→ **WHAT THE TASK REQUIRES**
Search the records for the word "base". Copy every line where it appears.
### AVAILABLE RECORDS ###
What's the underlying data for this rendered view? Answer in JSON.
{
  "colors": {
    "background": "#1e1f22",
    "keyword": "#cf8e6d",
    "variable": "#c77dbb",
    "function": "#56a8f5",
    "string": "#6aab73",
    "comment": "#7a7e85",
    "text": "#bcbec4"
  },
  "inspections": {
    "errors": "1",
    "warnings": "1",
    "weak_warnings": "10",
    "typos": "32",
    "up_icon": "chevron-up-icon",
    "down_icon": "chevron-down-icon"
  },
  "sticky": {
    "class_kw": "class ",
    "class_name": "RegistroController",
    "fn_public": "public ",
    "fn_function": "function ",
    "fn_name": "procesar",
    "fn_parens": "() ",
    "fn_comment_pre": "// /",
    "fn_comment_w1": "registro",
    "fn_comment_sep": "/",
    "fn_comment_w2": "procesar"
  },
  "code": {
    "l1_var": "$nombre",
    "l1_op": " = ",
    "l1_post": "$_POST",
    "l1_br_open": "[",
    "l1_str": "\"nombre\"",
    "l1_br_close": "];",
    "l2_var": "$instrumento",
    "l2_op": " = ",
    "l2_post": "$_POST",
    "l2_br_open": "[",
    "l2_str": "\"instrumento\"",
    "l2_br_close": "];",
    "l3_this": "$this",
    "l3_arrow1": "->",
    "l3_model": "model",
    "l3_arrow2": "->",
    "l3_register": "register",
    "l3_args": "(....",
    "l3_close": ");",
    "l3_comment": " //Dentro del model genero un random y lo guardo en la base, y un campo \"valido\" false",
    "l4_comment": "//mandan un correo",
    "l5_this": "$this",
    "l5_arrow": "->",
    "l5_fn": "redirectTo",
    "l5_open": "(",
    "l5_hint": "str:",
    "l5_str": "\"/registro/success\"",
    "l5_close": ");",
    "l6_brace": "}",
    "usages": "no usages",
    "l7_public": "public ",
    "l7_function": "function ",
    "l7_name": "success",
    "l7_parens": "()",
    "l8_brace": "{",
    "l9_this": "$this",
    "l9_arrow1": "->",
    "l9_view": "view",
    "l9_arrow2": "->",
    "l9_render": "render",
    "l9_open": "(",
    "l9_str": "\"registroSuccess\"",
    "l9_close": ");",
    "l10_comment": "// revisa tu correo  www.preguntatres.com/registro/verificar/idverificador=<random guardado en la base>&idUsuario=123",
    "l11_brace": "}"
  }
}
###
→ **TASK OUTPUT**
    "l3_comment": " //Dentro del model genero un random y lo guardo en la base, y un campo \"valido\" false",
    "l10_comment": "// revisa tu correo  www.preguntatres.com/registro/verificar/idverificador=<random guardado en la base>&idUsuario=123",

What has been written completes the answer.